White House senior adviser David Plouffe showered Mitt Romney with unwanted praise by calling him "the godfather of [President Obama's] health care plan."
He accused the former Massachusetts governor of "running away from the past" and said that having another big fight about health care would not be good for the country.
The Supreme Court is set to review the legality of the President's health care reform law this week; something Plouffe is not worried about. "We're confident in the constitutionality of the health care law," he said.
Also this week, the story of Trayvon Martin, a seventeen year old boy who was shot and killed by a neighborhood watch leader in Florida, gained national traction and sparked a discussion about race relations in our country.
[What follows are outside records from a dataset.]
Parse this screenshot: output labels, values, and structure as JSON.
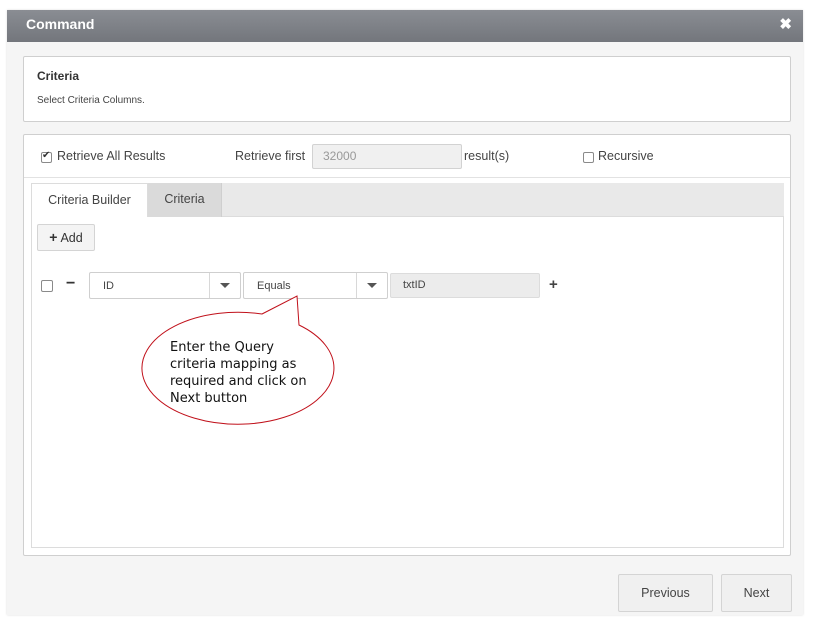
{
  "dialog": {
    "title": "Command",
    "close_glyph": "✖"
  },
  "info": {
    "title": "Criteria",
    "description": "Select Criteria Columns."
  },
  "options": {
    "retrieve_all": {
      "label": "Retrieve All Results",
      "checked": true
    },
    "retrieve_first_label": "Retrieve first",
    "retrieve_first_value": "32000",
    "results_suffix": "result(s)",
    "recursive": {
      "label": "Recursive",
      "checked": false
    }
  },
  "tabs": [
    {
      "label": "Criteria Builder",
      "active": true
    },
    {
      "label": "Criteria",
      "active": false
    }
  ],
  "builder": {
    "add_label": "Add",
    "row": {
      "field_value": "ID",
      "operator_value": "Equals",
      "input_value": "txtID"
    }
  },
  "callout": {
    "lines": [
      "Enter the Query",
      "criteria mapping as",
      "required and click on",
      "Next button"
    ],
    "stroke_color": "#c0101a"
  },
  "footer": {
    "previous_label": "Previous",
    "next_label": "Next"
  }
}
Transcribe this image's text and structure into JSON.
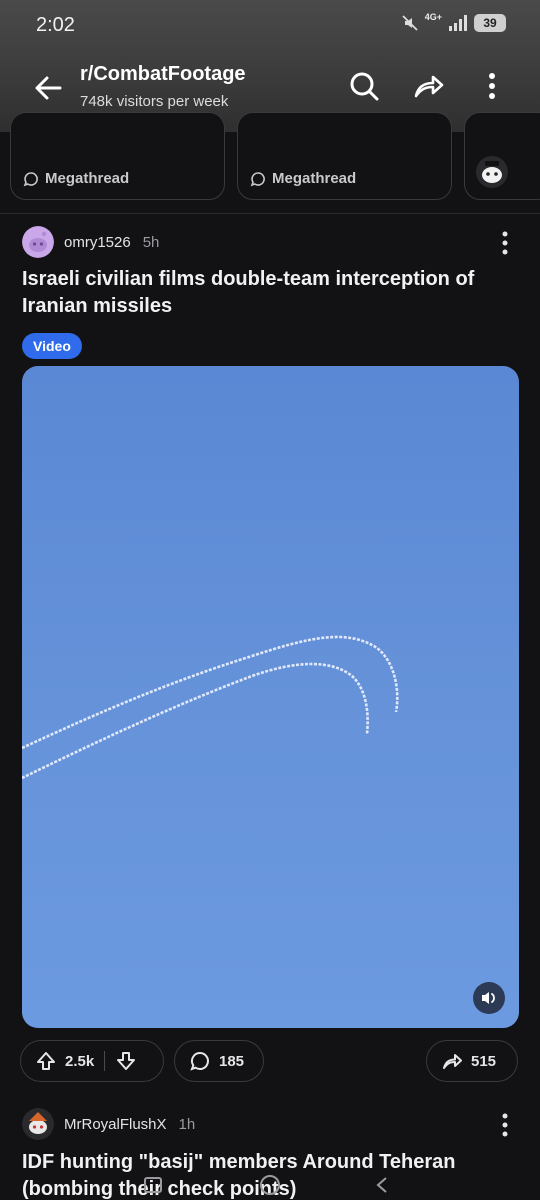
{
  "status": {
    "time": "2:02",
    "network": "4G+",
    "battery": "39"
  },
  "header": {
    "subreddit": "r/CombatFootage",
    "visitors": "748k visitors per week",
    "icons": [
      "back-arrow-icon",
      "search-icon",
      "share-icon",
      "more-vertical-icon"
    ]
  },
  "megathreads": [
    {
      "label": "Megathread"
    },
    {
      "label": "Megathread"
    }
  ],
  "post": {
    "author": "omry1526",
    "age": "5h",
    "title": "Israeli civilian films double-team interception of Iranian missiles",
    "flair": "Video",
    "media_color": "#6592d9",
    "upvotes": "2.5k",
    "comments": "185",
    "shares": "515"
  },
  "next_post": {
    "author": "MrRoyalFlushX",
    "age": "1h",
    "title": "IDF hunting \"basij\" members Around Teheran",
    "title_line2": "(bombing their check points)"
  },
  "colors": {
    "background": "#121214",
    "flair": "#2f6bea",
    "accent_text": "#f1f1f3"
  }
}
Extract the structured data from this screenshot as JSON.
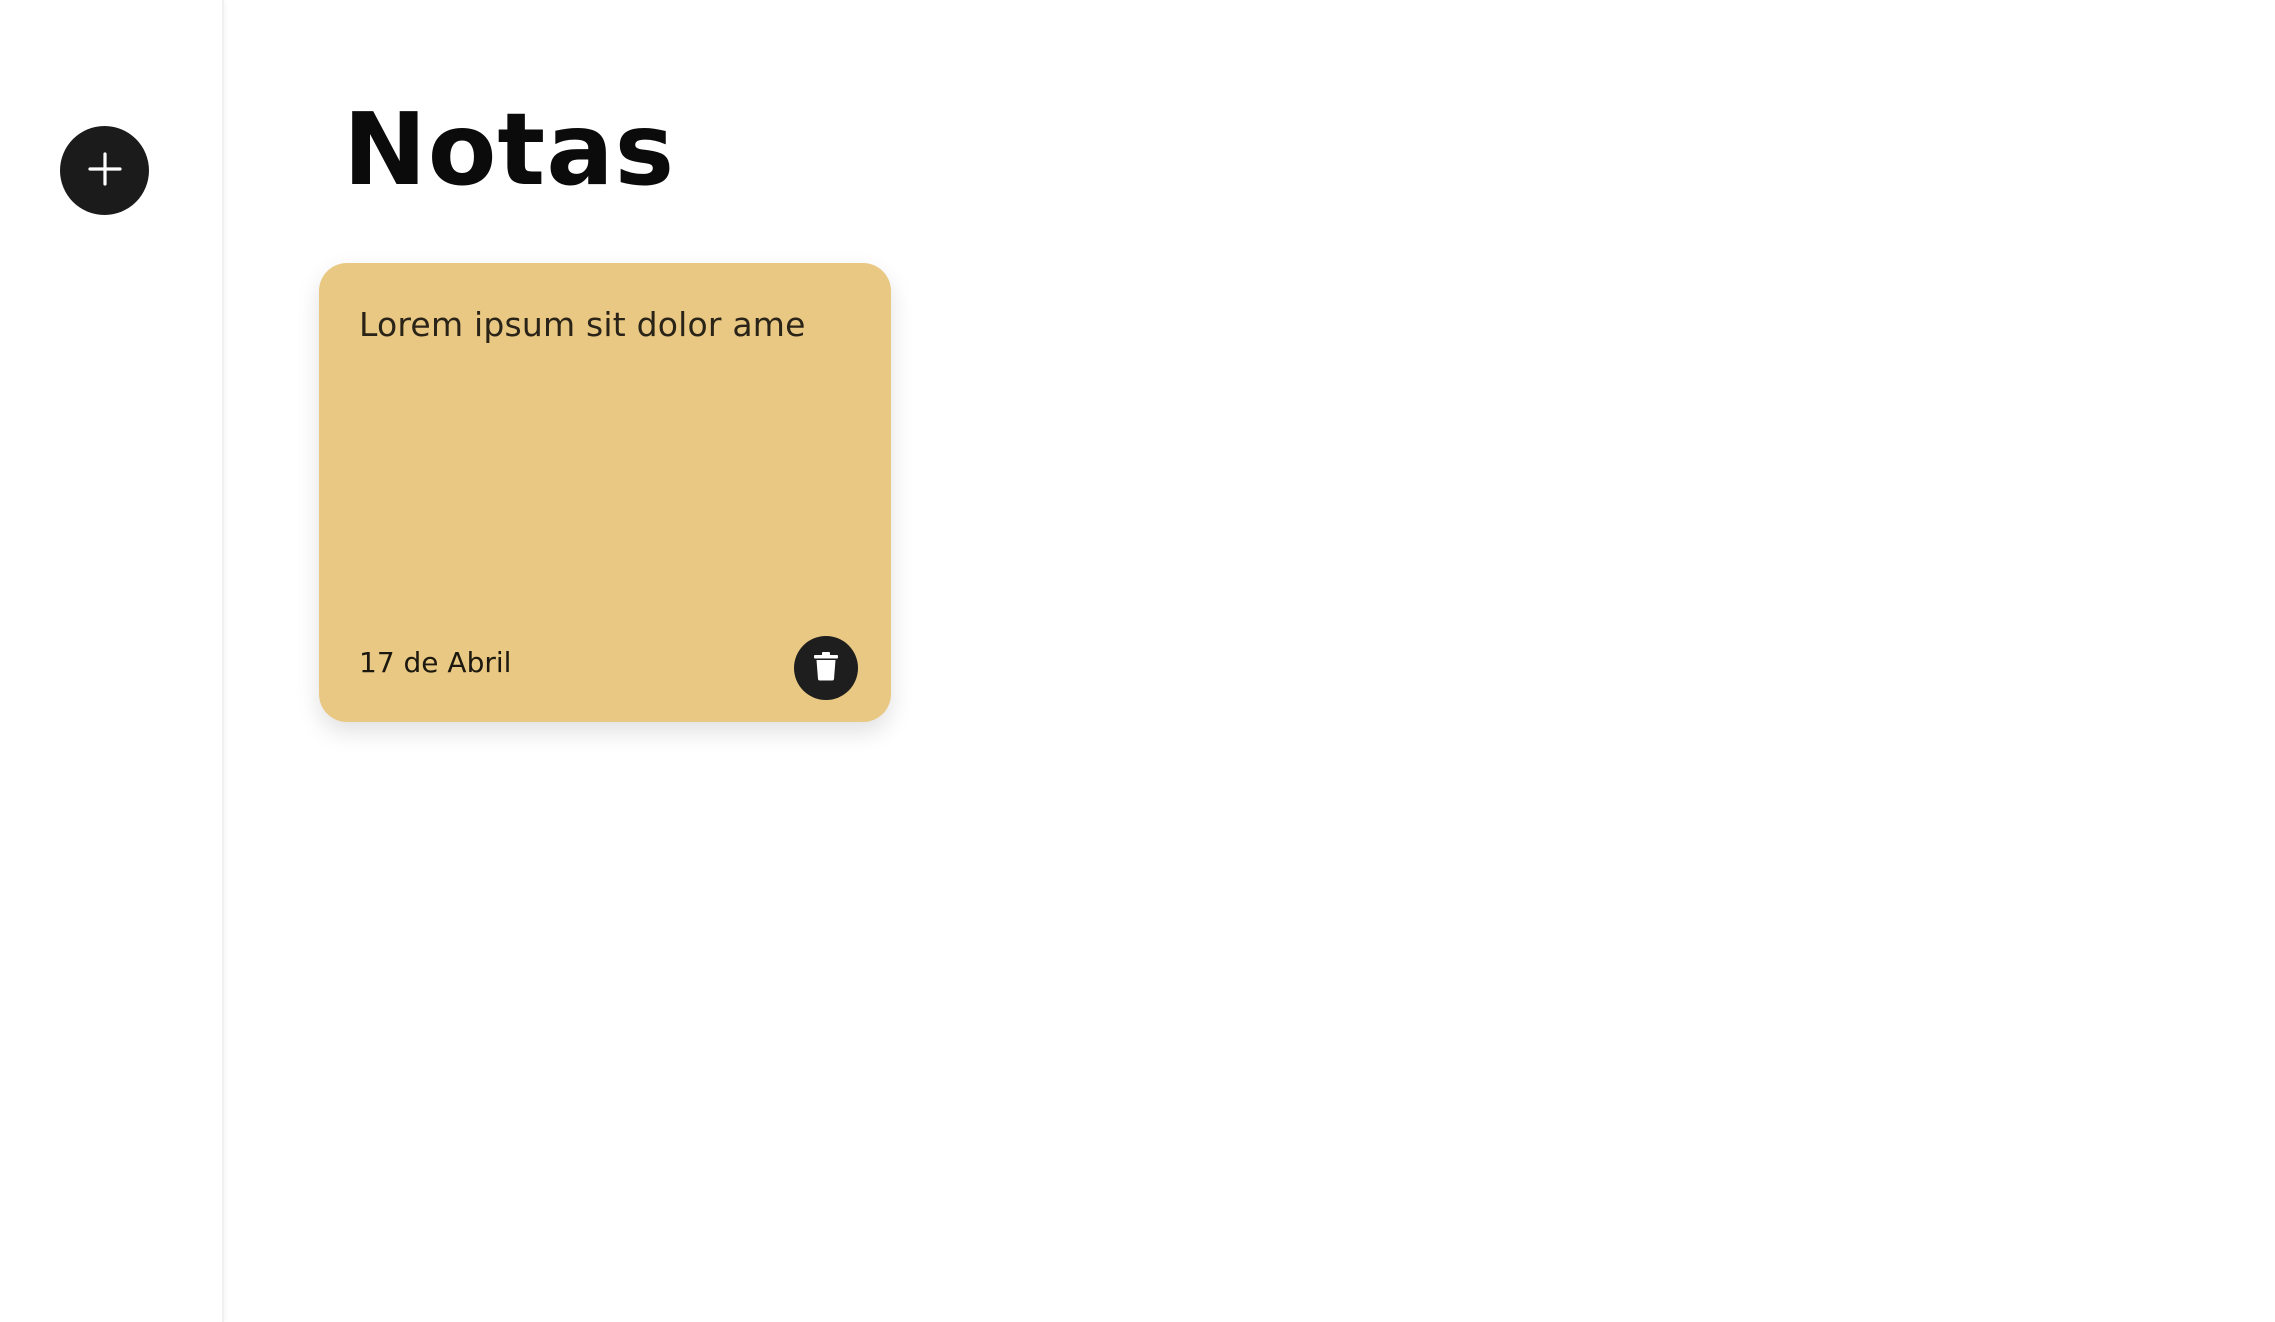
{
  "sidebar": {
    "add_button_icon": "plus-icon"
  },
  "main": {
    "title": "Notas"
  },
  "notes": [
    {
      "text": "Lorem ipsum sit dolor ame",
      "date": "17 de Abril",
      "color": "#e9c883",
      "delete_icon": "trash-icon"
    }
  ],
  "colors": {
    "button_bg": "#1b1b1b",
    "note_yellow": "#e9c883"
  }
}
In a special roundtable conversation, our group discussed the issue and whether or not the president, as the nation's first African-American president, ought to lead on the issue.
NPR's Michele Norris, creator of The Race Card project, thinks the president has lead on the topic of race. "I think we've probably heard [the president] talk frontally about race more than any other person who has sat in that office," Norris said.
David Brooks thinks the problem lives more on the personal level and how we process people from other groups. invited viewers to a site called Project Implicit to take a test on just that.
"What you'll find, if you're like the vast majority of human beings, is you process people from other groups differently, and you associate them with violence and other things."
On politics, former Mississippi Governor Haley Barbour (who has yet to endorse a candidate) thinks that Romney has the nomination locked up, "unless [he] steps on a landmine."
You can watch the entire program on our website including a one-on-one discussion with Rachel Maddow on her new book Drift: The Unmooring of American Military Power that asks the question: When did America become at peace with a constant state of war?
We'll be back next week. If it's Sunday, it's Meet the Press.